For this exercise, set down all the records exactly as given.
=======
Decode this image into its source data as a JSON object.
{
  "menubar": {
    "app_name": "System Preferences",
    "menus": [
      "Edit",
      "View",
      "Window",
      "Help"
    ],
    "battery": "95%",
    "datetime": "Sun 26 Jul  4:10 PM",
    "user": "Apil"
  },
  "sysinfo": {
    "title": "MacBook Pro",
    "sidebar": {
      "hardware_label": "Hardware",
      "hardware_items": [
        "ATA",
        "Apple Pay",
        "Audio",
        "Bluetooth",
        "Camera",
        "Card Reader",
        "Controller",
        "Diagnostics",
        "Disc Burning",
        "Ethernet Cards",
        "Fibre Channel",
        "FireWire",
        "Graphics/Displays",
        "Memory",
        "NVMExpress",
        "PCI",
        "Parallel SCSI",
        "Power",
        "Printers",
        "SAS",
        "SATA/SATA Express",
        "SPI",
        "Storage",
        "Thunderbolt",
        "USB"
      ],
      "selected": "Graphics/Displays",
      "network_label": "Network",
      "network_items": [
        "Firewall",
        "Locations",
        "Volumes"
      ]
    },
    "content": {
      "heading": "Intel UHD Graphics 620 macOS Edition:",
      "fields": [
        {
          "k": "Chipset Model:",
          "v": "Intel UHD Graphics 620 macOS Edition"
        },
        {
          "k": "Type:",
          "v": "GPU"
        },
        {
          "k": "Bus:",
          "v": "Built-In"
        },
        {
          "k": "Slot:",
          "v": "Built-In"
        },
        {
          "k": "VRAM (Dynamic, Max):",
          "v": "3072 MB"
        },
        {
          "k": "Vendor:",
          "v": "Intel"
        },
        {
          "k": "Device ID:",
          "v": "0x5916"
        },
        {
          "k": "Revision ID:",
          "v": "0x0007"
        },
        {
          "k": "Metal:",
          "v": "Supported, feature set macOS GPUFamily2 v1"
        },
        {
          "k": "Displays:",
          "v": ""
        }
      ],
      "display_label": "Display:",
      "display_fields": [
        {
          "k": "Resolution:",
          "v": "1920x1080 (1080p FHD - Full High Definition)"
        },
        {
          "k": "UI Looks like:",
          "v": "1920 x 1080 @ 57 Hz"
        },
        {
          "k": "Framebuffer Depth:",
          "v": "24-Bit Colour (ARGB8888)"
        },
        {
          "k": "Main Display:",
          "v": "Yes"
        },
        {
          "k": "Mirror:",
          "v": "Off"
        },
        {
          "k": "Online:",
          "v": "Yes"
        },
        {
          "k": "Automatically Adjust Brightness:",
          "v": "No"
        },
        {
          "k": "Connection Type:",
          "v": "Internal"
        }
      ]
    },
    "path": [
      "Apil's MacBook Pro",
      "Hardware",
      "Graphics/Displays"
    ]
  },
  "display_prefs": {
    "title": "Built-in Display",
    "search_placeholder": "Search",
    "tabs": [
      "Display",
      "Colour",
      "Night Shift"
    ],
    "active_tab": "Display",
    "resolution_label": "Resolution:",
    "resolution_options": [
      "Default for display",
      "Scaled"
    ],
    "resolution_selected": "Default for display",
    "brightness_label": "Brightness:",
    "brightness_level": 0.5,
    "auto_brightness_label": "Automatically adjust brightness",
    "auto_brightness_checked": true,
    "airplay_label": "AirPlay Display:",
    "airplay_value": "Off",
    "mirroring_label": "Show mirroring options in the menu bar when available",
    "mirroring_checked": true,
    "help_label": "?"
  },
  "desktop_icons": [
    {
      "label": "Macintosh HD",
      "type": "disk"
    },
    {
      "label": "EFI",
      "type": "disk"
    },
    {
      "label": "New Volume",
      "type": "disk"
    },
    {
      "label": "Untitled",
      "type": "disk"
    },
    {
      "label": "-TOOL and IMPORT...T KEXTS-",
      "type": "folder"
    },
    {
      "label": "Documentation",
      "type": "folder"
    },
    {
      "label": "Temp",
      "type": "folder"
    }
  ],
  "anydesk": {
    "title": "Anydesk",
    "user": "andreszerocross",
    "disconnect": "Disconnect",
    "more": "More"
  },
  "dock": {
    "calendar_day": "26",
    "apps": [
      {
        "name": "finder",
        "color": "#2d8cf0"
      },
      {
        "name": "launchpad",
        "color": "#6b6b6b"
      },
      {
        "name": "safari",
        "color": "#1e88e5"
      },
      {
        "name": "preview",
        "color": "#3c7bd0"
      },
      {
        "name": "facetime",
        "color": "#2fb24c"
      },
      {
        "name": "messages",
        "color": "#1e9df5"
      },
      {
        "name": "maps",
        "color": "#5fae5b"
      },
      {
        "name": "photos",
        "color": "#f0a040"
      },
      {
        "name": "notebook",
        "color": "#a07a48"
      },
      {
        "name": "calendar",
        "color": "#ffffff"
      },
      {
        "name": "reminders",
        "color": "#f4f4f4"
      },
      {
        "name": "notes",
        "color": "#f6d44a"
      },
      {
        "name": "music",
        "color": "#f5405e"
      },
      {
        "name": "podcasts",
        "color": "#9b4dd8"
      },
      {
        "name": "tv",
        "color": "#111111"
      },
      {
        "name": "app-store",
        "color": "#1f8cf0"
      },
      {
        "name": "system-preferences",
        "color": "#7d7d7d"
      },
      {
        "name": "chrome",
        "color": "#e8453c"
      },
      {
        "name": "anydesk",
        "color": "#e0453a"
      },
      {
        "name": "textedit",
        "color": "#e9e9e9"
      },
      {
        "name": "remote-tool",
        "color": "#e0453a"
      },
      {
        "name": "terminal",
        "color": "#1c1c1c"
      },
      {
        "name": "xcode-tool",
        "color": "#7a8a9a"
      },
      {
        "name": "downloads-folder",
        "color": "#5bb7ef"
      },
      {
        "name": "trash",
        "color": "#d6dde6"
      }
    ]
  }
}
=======
## REPLY TO THE EXERCISE
Decode this image into its source data as a JSON object.
{
  "menubar": {
    "app_name": "System Preferences",
    "menus": [
      "Edit",
      "View",
      "Window",
      "Help"
    ],
    "battery": "95%",
    "datetime": "Sun 26 Jul  4:10 PM",
    "user": "Apil"
  },
  "sysinfo": {
    "title": "MacBook Pro",
    "sidebar": {
      "hardware_label": "Hardware",
      "hardware_items": [
        "ATA",
        "Apple Pay",
        "Audio",
        "Bluetooth",
        "Camera",
        "Card Reader",
        "Controller",
        "Diagnostics",
        "Disc Burning",
        "Ethernet Cards",
        "Fibre Channel",
        "FireWire",
        "Graphics/Displays",
        "Memory",
        "NVMExpress",
        "PCI",
        "Parallel SCSI",
        "Power",
        "Printers",
        "SAS",
        "SATA/SATA Express",
        "SPI",
        "Storage",
        "Thunderbolt",
        "USB"
      ],
      "selected": "Graphics/Displays",
      "network_label": "Network",
      "network_items": [
        "Firewall",
        "Locations",
        "Volumes"
      ]
    },
    "content": {
      "heading": "Intel UHD Graphics 620 macOS Edition:",
      "fields": [
        {
          "k": "Chipset Model:",
          "v": "Intel UHD Graphics 620 macOS Edition"
        },
        {
          "k": "Type:",
          "v": "GPU"
        },
        {
          "k": "Bus:",
          "v": "Built-In"
        },
        {
          "k": "Slot:",
          "v": "Built-In"
        },
        {
          "k": "VRAM (Dynamic, Max):",
          "v": "3072 MB"
        },
        {
          "k": "Vendor:",
          "v": "Intel"
        },
        {
          "k": "Device ID:",
          "v": "0x5916"
        },
        {
          "k": "Revision ID:",
          "v": "0x0007"
        },
        {
          "k": "Metal:",
          "v": "Supported, feature set macOS GPUFamily2 v1"
        },
        {
          "k": "Displays:",
          "v": ""
        }
      ],
      "display_label": "Display:",
      "display_fields": [
        {
          "k": "Resolution:",
          "v": "1920x1080 (1080p FHD - Full High Definition)"
        },
        {
          "k": "UI Looks like:",
          "v": "1920 x 1080 @ 57 Hz"
        },
        {
          "k": "Framebuffer Depth:",
          "v": "24-Bit Colour (ARGB8888)"
        },
        {
          "k": "Main Display:",
          "v": "Yes"
        },
        {
          "k": "Mirror:",
          "v": "Off"
        },
        {
          "k": "Online:",
          "v": "Yes"
        },
        {
          "k": "Automatically Adjust Brightness:",
          "v": "No"
        },
        {
          "k": "Connection Type:",
          "v": "Internal"
        }
      ]
    },
    "path": [
      "Apil's MacBook Pro",
      "Hardware",
      "Graphics/Displays"
    ]
  },
  "display_prefs": {
    "title": "Built-in Display",
    "search_placeholder": "Search",
    "tabs": [
      "Display",
      "Colour",
      "Night Shift"
    ],
    "active_tab": "Display",
    "resolution_label": "Resolution:",
    "resolution_options": [
      "Default for display",
      "Scaled"
    ],
    "resolution_selected": "Default for display",
    "brightness_label": "Brightness:",
    "brightness_level": 0.5,
    "auto_brightness_label": "Automatically adjust brightness",
    "auto_brightness_checked": true,
    "airplay_label": "AirPlay Display:",
    "airplay_value": "Off",
    "mirroring_label": "Show mirroring options in the menu bar when available",
    "mirroring_checked": true,
    "help_label": "?"
  },
  "desktop_icons": [
    {
      "label": "Macintosh HD",
      "type": "disk"
    },
    {
      "label": "EFI",
      "type": "disk"
    },
    {
      "label": "New Volume",
      "type": "disk"
    },
    {
      "label": "Untitled",
      "type": "disk"
    },
    {
      "label": "-TOOL and IMPORT...T KEXTS-",
      "type": "folder"
    },
    {
      "label": "Documentation",
      "type": "folder"
    },
    {
      "label": "Temp",
      "type": "folder"
    }
  ],
  "anydesk": {
    "title": "Anydesk",
    "user": "andreszerocross",
    "disconnect": "Disconnect",
    "more": "More"
  },
  "dock": {
    "calendar_day": "26",
    "apps": [
      {
        "name": "finder",
        "color": "#2d8cf0"
      },
      {
        "name": "launchpad",
        "color": "#6b6b6b"
      },
      {
        "name": "safari",
        "color": "#1e88e5"
      },
      {
        "name": "preview",
        "color": "#3c7bd0"
      },
      {
        "name": "facetime",
        "color": "#2fb24c"
      },
      {
        "name": "messages",
        "color": "#1e9df5"
      },
      {
        "name": "maps",
        "color": "#5fae5b"
      },
      {
        "name": "photos",
        "color": "#f0a040"
      },
      {
        "name": "notebook",
        "color": "#a07a48"
      },
      {
        "name": "calendar",
        "color": "#ffffff"
      },
      {
        "name": "reminders",
        "color": "#f4f4f4"
      },
      {
        "name": "notes",
        "color": "#f6d44a"
      },
      {
        "name": "music",
        "color": "#f5405e"
      },
      {
        "name": "podcasts",
        "color": "#9b4dd8"
      },
      {
        "name": "tv",
        "color": "#111111"
      },
      {
        "name": "app-store",
        "color": "#1f8cf0"
      },
      {
        "name": "system-preferences",
        "color": "#7d7d7d"
      },
      {
        "name": "chrome",
        "color": "#e8453c"
      },
      {
        "name": "anydesk",
        "color": "#e0453a"
      },
      {
        "name": "textedit",
        "color": "#e9e9e9"
      },
      {
        "name": "remote-tool",
        "color": "#e0453a"
      },
      {
        "name": "terminal",
        "color": "#1c1c1c"
      },
      {
        "name": "xcode-tool",
        "color": "#7a8a9a"
      },
      {
        "name": "downloads-folder",
        "color": "#5bb7ef"
      },
      {
        "name": "trash",
        "color": "#d6dde6"
      }
    ]
  }
}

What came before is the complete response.